+++ Supplied records
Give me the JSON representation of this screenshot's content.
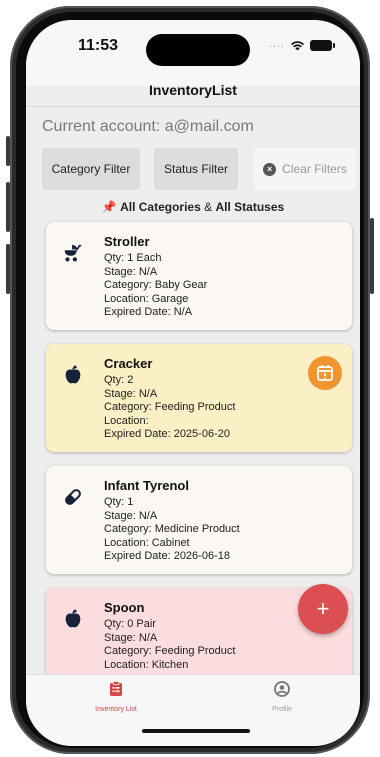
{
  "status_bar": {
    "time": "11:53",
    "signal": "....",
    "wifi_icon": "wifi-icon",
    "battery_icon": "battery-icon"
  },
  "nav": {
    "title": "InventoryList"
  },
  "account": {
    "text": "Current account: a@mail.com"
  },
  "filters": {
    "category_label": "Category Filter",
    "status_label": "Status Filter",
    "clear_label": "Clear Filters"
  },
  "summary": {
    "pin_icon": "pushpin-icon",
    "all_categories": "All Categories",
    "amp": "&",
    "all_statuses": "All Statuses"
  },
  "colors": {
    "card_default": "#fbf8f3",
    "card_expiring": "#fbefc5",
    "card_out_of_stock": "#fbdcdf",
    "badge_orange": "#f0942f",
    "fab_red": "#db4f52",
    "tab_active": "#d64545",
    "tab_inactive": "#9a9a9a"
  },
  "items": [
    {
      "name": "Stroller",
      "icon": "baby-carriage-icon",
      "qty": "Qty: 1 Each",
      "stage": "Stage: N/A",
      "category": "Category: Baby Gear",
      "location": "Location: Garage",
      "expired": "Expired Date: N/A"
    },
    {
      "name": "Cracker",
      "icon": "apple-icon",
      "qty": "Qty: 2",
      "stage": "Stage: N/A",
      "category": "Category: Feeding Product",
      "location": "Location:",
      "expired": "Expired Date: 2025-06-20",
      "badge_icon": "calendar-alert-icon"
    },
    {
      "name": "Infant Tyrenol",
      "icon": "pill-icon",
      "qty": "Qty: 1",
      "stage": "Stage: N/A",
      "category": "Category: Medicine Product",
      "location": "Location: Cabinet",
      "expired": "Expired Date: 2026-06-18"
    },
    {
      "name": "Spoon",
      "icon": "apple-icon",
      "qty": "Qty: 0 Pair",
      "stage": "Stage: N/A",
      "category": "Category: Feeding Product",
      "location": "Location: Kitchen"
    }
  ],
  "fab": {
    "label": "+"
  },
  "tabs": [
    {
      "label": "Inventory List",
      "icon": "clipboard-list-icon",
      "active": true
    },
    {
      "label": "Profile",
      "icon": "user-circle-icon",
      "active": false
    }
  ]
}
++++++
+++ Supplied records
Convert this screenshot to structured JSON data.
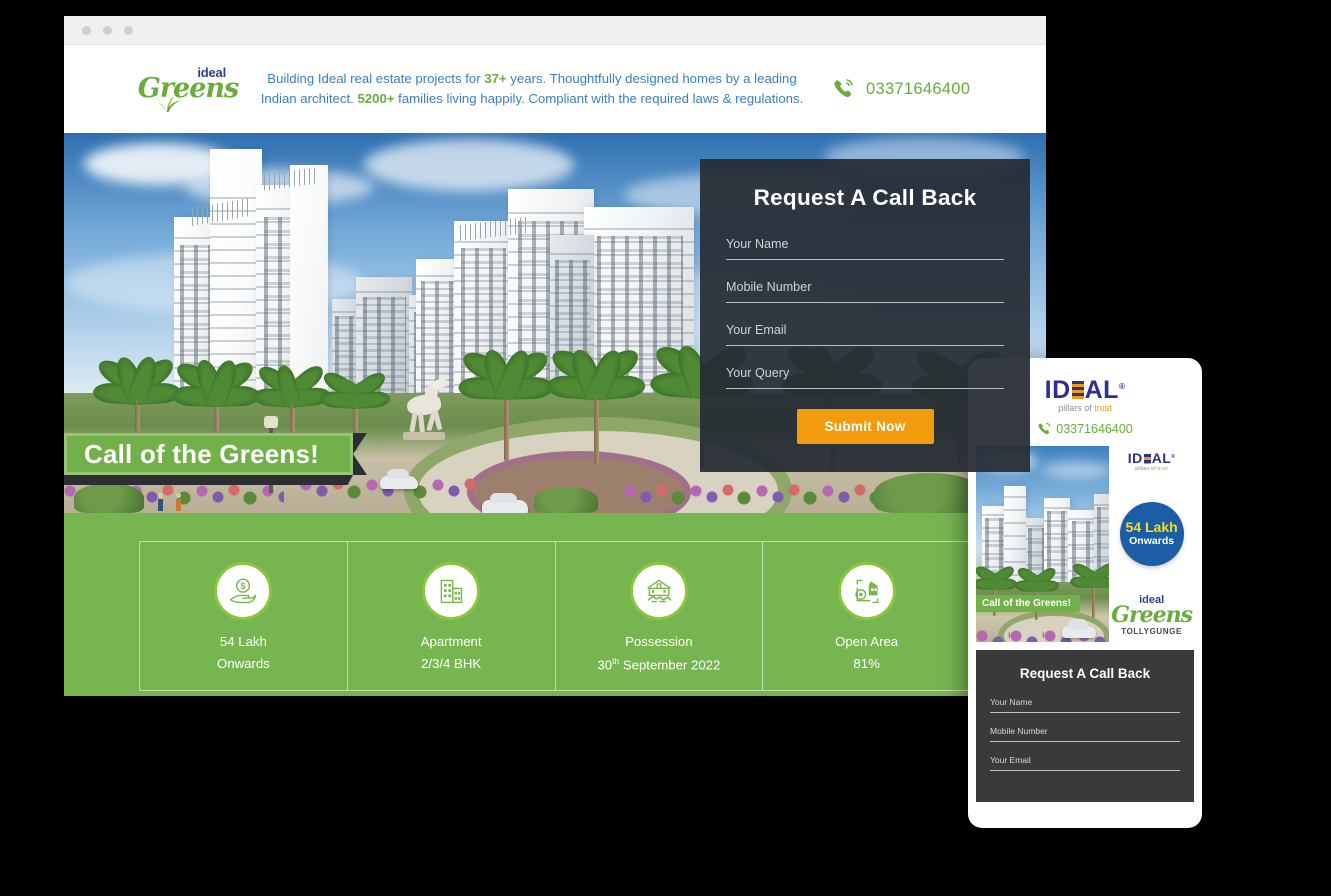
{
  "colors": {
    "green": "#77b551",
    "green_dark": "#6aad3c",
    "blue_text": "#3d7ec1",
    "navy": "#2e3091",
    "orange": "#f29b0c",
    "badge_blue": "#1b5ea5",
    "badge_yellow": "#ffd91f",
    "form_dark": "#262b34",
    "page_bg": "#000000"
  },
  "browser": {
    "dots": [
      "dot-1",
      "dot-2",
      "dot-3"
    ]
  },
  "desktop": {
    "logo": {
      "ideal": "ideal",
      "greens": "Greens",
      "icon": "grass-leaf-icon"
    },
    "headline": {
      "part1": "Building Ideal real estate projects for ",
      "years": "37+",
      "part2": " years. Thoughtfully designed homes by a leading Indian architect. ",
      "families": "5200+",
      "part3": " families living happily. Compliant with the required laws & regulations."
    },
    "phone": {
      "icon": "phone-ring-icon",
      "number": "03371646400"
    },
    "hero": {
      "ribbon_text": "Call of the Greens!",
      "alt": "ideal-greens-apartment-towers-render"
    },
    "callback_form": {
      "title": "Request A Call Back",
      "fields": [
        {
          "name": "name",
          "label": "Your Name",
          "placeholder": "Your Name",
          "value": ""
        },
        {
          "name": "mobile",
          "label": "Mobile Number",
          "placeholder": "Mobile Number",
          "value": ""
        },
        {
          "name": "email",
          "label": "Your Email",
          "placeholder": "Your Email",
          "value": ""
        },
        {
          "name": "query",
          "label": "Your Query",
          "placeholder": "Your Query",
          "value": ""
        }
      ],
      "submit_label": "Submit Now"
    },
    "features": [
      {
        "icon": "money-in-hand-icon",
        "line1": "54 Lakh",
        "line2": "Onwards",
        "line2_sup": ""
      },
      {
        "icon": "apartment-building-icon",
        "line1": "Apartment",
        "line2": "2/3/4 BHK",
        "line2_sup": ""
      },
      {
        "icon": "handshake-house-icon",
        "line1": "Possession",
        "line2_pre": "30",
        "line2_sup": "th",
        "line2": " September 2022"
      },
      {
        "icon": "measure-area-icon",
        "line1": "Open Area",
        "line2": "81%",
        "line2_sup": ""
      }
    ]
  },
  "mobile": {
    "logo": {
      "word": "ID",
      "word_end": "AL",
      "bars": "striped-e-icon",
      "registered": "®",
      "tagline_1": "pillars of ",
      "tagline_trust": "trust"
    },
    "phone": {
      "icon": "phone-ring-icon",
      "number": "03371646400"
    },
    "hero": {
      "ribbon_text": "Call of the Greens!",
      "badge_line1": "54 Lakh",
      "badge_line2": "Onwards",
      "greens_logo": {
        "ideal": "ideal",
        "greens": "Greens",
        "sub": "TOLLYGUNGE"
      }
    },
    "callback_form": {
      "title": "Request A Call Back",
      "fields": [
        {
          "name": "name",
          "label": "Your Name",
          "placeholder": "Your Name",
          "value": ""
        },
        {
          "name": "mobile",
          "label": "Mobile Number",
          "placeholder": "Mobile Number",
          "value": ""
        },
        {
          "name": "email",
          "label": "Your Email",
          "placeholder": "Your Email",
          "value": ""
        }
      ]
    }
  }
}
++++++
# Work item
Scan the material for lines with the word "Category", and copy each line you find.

# Solution below
    "category_label": "Category Filter",
      "category": "Category: Baby Gear",
      "category": "Category: Feeding Product",
      "category": "Category: Medicine Product",
      "category": "Category: Feeding Product",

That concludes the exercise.